**DATASET:**
========

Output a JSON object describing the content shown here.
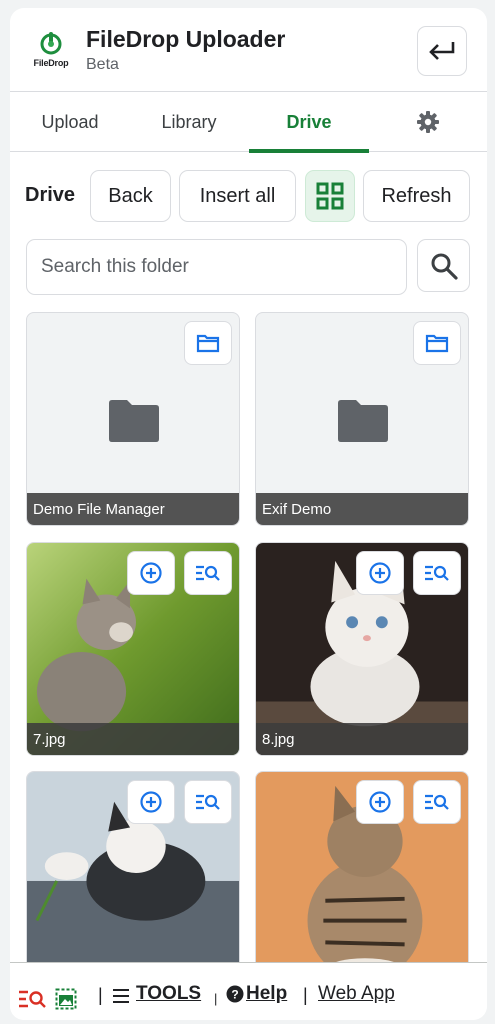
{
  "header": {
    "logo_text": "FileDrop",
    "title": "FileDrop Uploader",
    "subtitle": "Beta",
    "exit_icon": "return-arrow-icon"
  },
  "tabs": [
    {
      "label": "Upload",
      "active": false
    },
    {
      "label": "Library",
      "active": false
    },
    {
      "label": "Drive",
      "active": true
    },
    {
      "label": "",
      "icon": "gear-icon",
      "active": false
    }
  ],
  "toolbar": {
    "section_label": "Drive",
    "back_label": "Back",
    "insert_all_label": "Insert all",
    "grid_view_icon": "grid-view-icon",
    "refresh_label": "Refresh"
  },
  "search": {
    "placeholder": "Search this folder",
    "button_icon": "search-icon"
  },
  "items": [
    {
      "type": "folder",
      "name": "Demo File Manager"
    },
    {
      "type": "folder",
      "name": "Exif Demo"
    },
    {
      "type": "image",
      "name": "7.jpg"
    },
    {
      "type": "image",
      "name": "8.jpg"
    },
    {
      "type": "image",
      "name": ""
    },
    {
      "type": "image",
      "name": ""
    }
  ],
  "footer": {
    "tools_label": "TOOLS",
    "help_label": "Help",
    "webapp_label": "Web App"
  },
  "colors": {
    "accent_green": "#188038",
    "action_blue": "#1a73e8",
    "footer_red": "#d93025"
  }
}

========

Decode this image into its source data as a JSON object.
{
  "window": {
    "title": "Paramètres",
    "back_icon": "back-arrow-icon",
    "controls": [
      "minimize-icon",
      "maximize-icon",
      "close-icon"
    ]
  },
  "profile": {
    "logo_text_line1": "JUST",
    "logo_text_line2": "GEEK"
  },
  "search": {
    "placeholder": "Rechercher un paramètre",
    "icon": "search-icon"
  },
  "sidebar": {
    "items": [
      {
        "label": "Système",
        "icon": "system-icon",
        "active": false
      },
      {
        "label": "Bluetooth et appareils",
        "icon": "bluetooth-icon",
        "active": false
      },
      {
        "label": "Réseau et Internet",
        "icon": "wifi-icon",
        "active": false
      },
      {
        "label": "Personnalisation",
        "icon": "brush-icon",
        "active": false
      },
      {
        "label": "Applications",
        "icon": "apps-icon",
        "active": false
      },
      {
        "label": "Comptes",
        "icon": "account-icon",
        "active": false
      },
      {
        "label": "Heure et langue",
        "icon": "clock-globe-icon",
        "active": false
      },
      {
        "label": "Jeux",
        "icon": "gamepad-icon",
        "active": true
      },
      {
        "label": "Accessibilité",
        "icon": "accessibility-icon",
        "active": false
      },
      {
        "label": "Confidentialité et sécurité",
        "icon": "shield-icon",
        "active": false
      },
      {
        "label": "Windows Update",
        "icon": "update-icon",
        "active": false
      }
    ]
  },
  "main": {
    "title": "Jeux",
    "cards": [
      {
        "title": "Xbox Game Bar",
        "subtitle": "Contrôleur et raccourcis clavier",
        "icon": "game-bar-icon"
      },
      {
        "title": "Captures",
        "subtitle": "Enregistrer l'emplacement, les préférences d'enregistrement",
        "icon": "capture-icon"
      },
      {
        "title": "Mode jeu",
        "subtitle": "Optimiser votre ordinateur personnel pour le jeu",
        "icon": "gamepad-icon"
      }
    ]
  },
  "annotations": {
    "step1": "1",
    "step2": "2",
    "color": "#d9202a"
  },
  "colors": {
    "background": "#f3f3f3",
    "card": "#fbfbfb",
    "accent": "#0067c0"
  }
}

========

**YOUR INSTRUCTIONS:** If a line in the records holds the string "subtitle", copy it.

**WRITTEN RESPONSE:**
    "subtitle": "Beta",
        "subtitle": "Contrôleur et raccourcis clavier",
        "subtitle": "Enregistrer l'emplacement, les préférences d'enregistrement",
        "subtitle": "Optimiser votre ordinateur personnel pour le jeu",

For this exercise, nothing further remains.